* DIRECTIONS FOR THIS TASK *
Copy each line below as written, but skip the pictures.

======== DATASET ========

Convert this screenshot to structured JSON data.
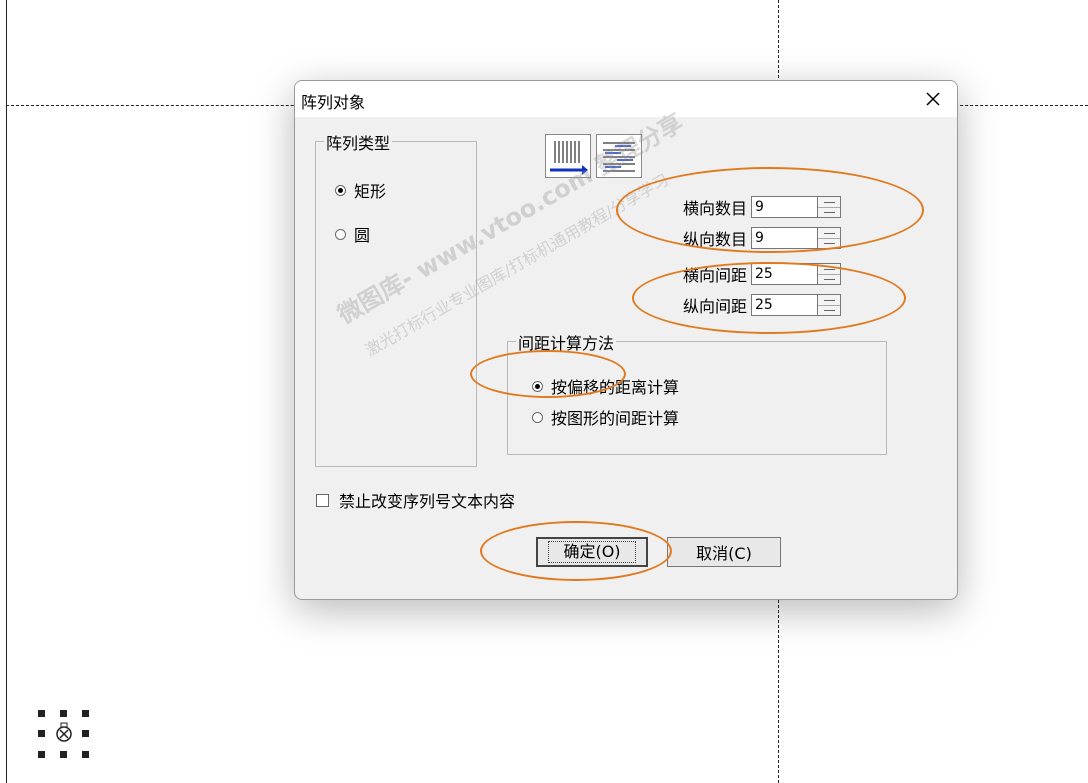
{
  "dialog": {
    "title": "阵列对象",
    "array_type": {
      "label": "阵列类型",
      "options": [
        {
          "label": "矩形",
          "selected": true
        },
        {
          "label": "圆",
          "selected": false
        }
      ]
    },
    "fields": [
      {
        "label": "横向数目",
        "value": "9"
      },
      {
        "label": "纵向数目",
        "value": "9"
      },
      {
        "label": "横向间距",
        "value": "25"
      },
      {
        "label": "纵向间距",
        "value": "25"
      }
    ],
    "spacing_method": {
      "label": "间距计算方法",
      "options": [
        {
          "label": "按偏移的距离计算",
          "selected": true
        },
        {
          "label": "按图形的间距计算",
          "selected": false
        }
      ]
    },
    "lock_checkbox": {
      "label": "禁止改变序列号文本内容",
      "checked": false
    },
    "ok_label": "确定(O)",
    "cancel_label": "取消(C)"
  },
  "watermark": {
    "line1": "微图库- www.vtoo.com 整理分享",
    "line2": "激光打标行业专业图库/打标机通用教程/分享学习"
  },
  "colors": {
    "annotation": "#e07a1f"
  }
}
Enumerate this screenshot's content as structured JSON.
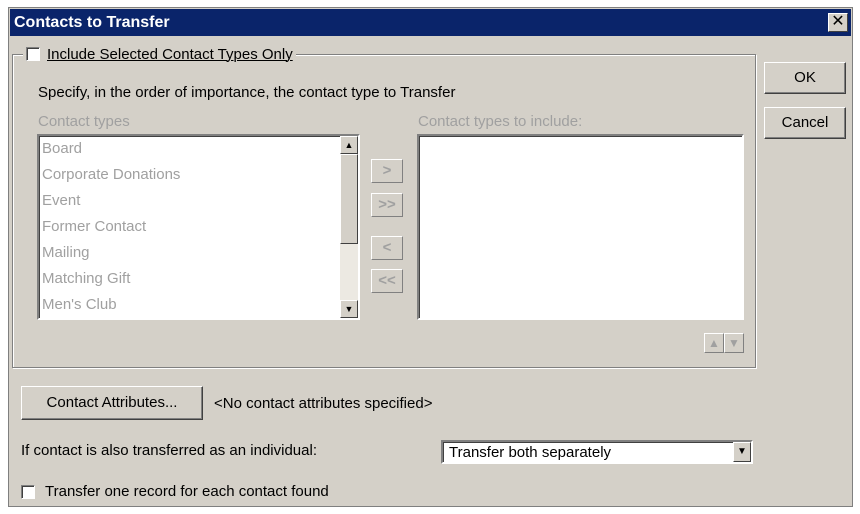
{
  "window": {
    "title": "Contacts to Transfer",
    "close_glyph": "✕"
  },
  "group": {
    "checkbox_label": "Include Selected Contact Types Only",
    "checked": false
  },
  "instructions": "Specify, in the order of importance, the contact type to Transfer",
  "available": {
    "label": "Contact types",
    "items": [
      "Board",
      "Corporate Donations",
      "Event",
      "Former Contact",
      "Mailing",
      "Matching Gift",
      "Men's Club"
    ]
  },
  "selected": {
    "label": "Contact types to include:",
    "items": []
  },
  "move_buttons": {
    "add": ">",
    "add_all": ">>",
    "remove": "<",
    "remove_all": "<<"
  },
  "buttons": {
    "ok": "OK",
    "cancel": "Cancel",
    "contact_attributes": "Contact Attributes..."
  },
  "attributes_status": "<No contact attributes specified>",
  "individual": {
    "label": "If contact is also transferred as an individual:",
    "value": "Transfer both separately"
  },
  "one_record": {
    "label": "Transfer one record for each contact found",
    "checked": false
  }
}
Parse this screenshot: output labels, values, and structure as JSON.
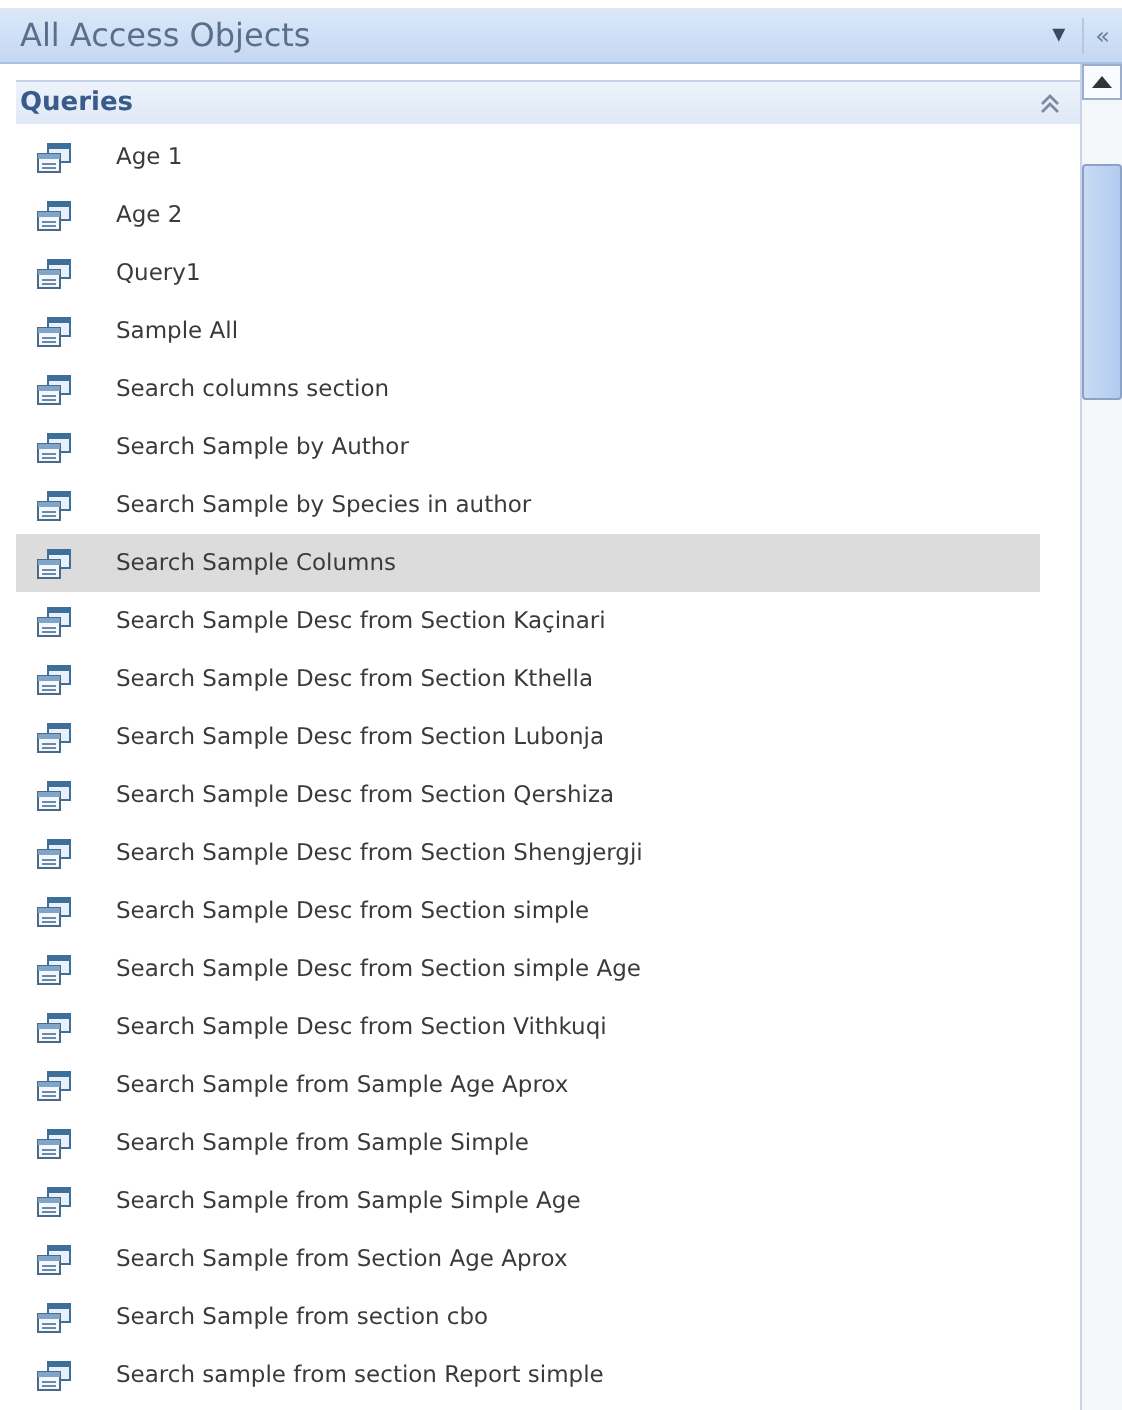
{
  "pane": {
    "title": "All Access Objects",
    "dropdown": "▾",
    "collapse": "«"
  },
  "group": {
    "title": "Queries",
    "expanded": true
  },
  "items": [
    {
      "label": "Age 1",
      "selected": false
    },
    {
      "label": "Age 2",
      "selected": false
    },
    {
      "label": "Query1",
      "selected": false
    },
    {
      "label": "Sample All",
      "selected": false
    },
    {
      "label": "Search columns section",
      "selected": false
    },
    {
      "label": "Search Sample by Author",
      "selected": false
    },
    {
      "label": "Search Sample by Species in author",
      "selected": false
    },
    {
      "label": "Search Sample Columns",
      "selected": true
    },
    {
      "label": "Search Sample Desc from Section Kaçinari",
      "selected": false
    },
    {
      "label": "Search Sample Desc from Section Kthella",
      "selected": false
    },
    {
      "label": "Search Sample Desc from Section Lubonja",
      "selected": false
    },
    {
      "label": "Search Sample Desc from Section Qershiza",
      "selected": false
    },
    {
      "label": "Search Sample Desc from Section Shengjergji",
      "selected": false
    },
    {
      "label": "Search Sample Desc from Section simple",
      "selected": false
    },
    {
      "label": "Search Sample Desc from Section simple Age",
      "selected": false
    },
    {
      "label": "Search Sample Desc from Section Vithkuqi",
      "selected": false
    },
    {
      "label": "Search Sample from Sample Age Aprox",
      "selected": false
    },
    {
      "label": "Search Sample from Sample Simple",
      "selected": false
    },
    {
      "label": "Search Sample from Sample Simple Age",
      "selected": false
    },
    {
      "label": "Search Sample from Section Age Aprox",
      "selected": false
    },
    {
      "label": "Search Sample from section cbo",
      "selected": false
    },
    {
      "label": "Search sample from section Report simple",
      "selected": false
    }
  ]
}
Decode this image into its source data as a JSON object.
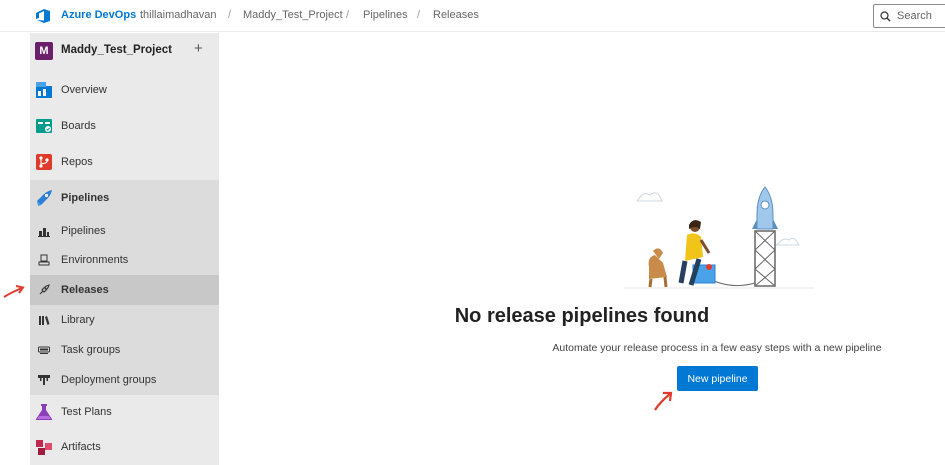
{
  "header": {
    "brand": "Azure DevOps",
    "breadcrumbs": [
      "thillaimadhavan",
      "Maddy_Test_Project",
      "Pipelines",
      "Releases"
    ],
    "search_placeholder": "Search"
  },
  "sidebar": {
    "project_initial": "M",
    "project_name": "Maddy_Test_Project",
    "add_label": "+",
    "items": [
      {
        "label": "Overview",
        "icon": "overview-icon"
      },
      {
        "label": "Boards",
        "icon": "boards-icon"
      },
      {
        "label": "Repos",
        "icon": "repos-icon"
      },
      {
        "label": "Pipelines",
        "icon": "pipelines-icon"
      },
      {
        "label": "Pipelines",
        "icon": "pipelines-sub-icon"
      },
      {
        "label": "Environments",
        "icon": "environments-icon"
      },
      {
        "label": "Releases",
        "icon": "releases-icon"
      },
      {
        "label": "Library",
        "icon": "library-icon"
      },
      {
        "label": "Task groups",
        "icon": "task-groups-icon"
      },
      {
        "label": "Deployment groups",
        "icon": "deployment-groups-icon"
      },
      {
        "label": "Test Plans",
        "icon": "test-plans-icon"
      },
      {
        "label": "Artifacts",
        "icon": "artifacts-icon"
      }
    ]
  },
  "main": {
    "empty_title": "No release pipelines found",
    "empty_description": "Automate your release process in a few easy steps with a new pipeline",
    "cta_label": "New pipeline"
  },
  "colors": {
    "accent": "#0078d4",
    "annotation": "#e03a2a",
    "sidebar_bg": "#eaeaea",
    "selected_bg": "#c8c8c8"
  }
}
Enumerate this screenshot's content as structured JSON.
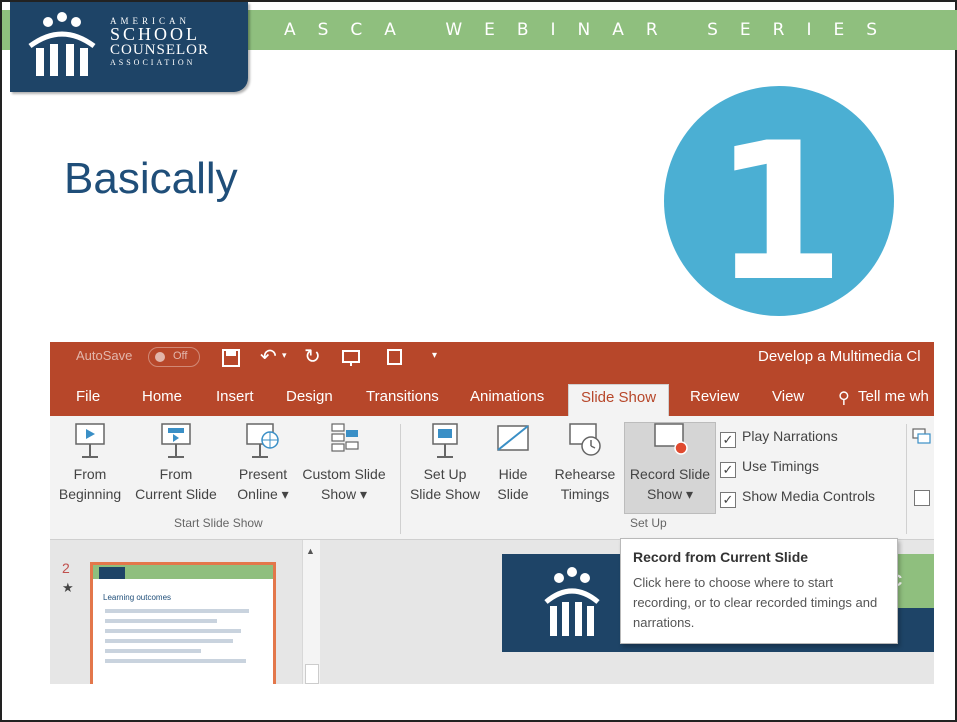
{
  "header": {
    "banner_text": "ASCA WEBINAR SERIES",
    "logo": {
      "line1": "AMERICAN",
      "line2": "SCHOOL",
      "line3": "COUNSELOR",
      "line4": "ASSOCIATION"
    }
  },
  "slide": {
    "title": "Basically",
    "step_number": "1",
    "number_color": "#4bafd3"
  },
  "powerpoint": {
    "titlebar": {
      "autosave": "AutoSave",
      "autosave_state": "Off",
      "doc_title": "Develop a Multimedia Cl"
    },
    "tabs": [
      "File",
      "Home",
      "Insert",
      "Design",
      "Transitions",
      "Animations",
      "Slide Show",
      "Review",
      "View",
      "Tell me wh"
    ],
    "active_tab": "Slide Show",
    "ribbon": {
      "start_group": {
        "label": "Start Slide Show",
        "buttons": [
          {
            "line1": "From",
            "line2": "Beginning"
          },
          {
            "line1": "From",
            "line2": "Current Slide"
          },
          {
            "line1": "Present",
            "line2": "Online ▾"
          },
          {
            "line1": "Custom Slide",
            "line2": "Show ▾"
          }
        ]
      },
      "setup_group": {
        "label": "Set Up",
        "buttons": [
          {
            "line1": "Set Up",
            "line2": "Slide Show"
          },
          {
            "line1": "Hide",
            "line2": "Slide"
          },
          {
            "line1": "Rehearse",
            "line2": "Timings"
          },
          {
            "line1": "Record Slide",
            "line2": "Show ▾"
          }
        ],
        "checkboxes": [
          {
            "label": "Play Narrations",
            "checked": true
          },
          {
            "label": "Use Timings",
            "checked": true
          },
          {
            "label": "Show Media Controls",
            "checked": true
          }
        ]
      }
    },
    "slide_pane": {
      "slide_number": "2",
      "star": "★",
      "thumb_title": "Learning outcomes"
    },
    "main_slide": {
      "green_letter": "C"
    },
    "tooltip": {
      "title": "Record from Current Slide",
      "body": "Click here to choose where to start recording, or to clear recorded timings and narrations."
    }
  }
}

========

* WRITTEN ANSWER *
Convert this screenshot to structured JSON data.
{
  "dialog": {
    "title": "阵列对象",
    "array_type": {
      "label": "阵列类型",
      "options": [
        {
          "label": "矩形",
          "selected": true
        },
        {
          "label": "圆",
          "selected": false
        }
      ]
    },
    "fields": [
      {
        "label": "横向数目",
        "value": "9"
      },
      {
        "label": "纵向数目",
        "value": "9"
      },
      {
        "label": "横向间距",
        "value": "25"
      },
      {
        "label": "纵向间距",
        "value": "25"
      }
    ],
    "spacing_method": {
      "label": "间距计算方法",
      "options": [
        {
          "label": "按偏移的距离计算",
          "selected": true
        },
        {
          "label": "按图形的间距计算",
          "selected": false
        }
      ]
    },
    "lock_checkbox": {
      "label": "禁止改变序列号文本内容",
      "checked": false
    },
    "ok_label": "确定(O)",
    "cancel_label": "取消(C)"
  },
  "watermark": {
    "line1": "微图库- www.vtoo.com 整理分享",
    "line2": "激光打标行业专业图库/打标机通用教程/分享学习"
  },
  "colors": {
    "annotation": "#e07a1f"
  }
}
Enumerate this screenshot's content as structured JSON.
{
  "window": {
    "title": "Contacts to Transfer",
    "close_glyph": "✕"
  },
  "group": {
    "checkbox_label": "Include Selected Contact Types Only",
    "checked": false
  },
  "instructions": "Specify, in the order of importance, the contact type to Transfer",
  "available": {
    "label": "Contact types",
    "items": [
      "Board",
      "Corporate Donations",
      "Event",
      "Former Contact",
      "Mailing",
      "Matching Gift",
      "Men's Club"
    ]
  },
  "selected": {
    "label": "Contact types to include:",
    "items": []
  },
  "move_buttons": {
    "add": ">",
    "add_all": ">>",
    "remove": "<",
    "remove_all": "<<"
  },
  "buttons": {
    "ok": "OK",
    "cancel": "Cancel",
    "contact_attributes": "Contact Attributes..."
  },
  "attributes_status": "<No contact attributes specified>",
  "individual": {
    "label": "If contact is also transferred as an individual:",
    "value": "Transfer both separately"
  },
  "one_record": {
    "label": "Transfer one record for each contact found",
    "checked": false
  }
}
Parse this screenshot: output labels, values, and structure as JSON.
{
  "pane": {
    "title": "All Access Objects",
    "dropdown": "▾",
    "collapse": "«"
  },
  "group": {
    "title": "Queries",
    "expanded": true
  },
  "items": [
    {
      "label": "Age 1",
      "selected": false
    },
    {
      "label": "Age 2",
      "selected": false
    },
    {
      "label": "Query1",
      "selected": false
    },
    {
      "label": "Sample All",
      "selected": false
    },
    {
      "label": "Search columns section",
      "selected": false
    },
    {
      "label": "Search Sample by Author",
      "selected": false
    },
    {
      "label": "Search Sample by Species in author",
      "selected": false
    },
    {
      "label": "Search Sample Columns",
      "selected": true
    },
    {
      "label": "Search Sample Desc from Section Kaçinari",
      "selected": false
    },
    {
      "label": "Search Sample Desc from Section Kthella",
      "selected": false
    },
    {
      "label": "Search Sample Desc from Section Lubonja",
      "selected": false
    },
    {
      "label": "Search Sample Desc from Section Qershiza",
      "selected": false
    },
    {
      "label": "Search Sample Desc from Section Shengjergji",
      "selected": false
    },
    {
      "label": "Search Sample Desc from Section simple",
      "selected": false
    },
    {
      "label": "Search Sample Desc from Section simple Age",
      "selected": false
    },
    {
      "label": "Search Sample Desc from Section Vithkuqi",
      "selected": false
    },
    {
      "label": "Search Sample from Sample Age Aprox",
      "selected": false
    },
    {
      "label": "Search Sample from Sample Simple",
      "selected": false
    },
    {
      "label": "Search Sample from Sample Simple Age",
      "selected": false
    },
    {
      "label": "Search Sample from Section Age Aprox",
      "selected": false
    },
    {
      "label": "Search Sample from section cbo",
      "selected": false
    },
    {
      "label": "Search sample from section Report simple",
      "selected": false
    }
  ]
}
Decode this image into its source data as a JSON object.
{
  "header": {
    "brand": "Azure DevOps",
    "breadcrumbs": [
      "thillaimadhavan",
      "Maddy_Test_Project",
      "Pipelines",
      "Releases"
    ],
    "search_placeholder": "Search"
  },
  "sidebar": {
    "project_initial": "M",
    "project_name": "Maddy_Test_Project",
    "add_label": "+",
    "items": [
      {
        "label": "Overview",
        "icon": "overview-icon"
      },
      {
        "label": "Boards",
        "icon": "boards-icon"
      },
      {
        "label": "Repos",
        "icon": "repos-icon"
      },
      {
        "label": "Pipelines",
        "icon": "pipelines-icon"
      },
      {
        "label": "Pipelines",
        "icon": "pipelines-sub-icon"
      },
      {
        "label": "Environments",
        "icon": "environments-icon"
      },
      {
        "label": "Releases",
        "icon": "releases-icon"
      },
      {
        "label": "Library",
        "icon": "library-icon"
      },
      {
        "label": "Task groups",
        "icon": "task-groups-icon"
      },
      {
        "label": "Deployment groups",
        "icon": "deployment-groups-icon"
      },
      {
        "label": "Test Plans",
        "icon": "test-plans-icon"
      },
      {
        "label": "Artifacts",
        "icon": "artifacts-icon"
      }
    ]
  },
  "main": {
    "empty_title": "No release pipelines found",
    "empty_description": "Automate your release process in a few easy steps with a new pipeline",
    "cta_label": "New pipeline"
  },
  "colors": {
    "accent": "#0078d4",
    "annotation": "#e03a2a",
    "sidebar_bg": "#eaeaea",
    "selected_bg": "#c8c8c8"
  }
}
Enumerate this screenshot's content as structured JSON.
{
  "header": {
    "banner_text": "ASCA WEBINAR SERIES",
    "logo": {
      "line1": "AMERICAN",
      "line2": "SCHOOL",
      "line3": "COUNSELOR",
      "line4": "ASSOCIATION"
    }
  },
  "slide": {
    "title": "Basically",
    "step_number": "1",
    "number_color": "#4bafd3"
  },
  "powerpoint": {
    "titlebar": {
      "autosave": "AutoSave",
      "autosave_state": "Off",
      "doc_title": "Develop a Multimedia Cl"
    },
    "tabs": [
      "File",
      "Home",
      "Insert",
      "Design",
      "Transitions",
      "Animations",
      "Slide Show",
      "Review",
      "View",
      "Tell me wh"
    ],
    "active_tab": "Slide Show",
    "ribbon": {
      "start_group": {
        "label": "Start Slide Show",
        "buttons": [
          {
            "line1": "From",
            "line2": "Beginning"
          },
          {
            "line1": "From",
            "line2": "Current Slide"
          },
          {
            "line1": "Present",
            "line2": "Online ▾"
          },
          {
            "line1": "Custom Slide",
            "line2": "Show ▾"
          }
        ]
      },
      "setup_group": {
        "label": "Set Up",
        "buttons": [
          {
            "line1": "Set Up",
            "line2": "Slide Show"
          },
          {
            "line1": "Hide",
            "line2": "Slide"
          },
          {
            "line1": "Rehearse",
            "line2": "Timings"
          },
          {
            "line1": "Record Slide",
            "line2": "Show ▾"
          }
        ],
        "checkboxes": [
          {
            "label": "Play Narrations",
            "checked": true
          },
          {
            "label": "Use Timings",
            "checked": true
          },
          {
            "label": "Show Media Controls",
            "checked": true
          }
        ]
      }
    },
    "slide_pane": {
      "slide_number": "2",
      "star": "★",
      "thumb_title": "Learning outcomes"
    },
    "main_slide": {
      "green_letter": "C"
    },
    "tooltip": {
      "title": "Record from Current Slide",
      "body": "Click here to choose where to start recording, or to clear recorded timings and narrations."
    }
  }
}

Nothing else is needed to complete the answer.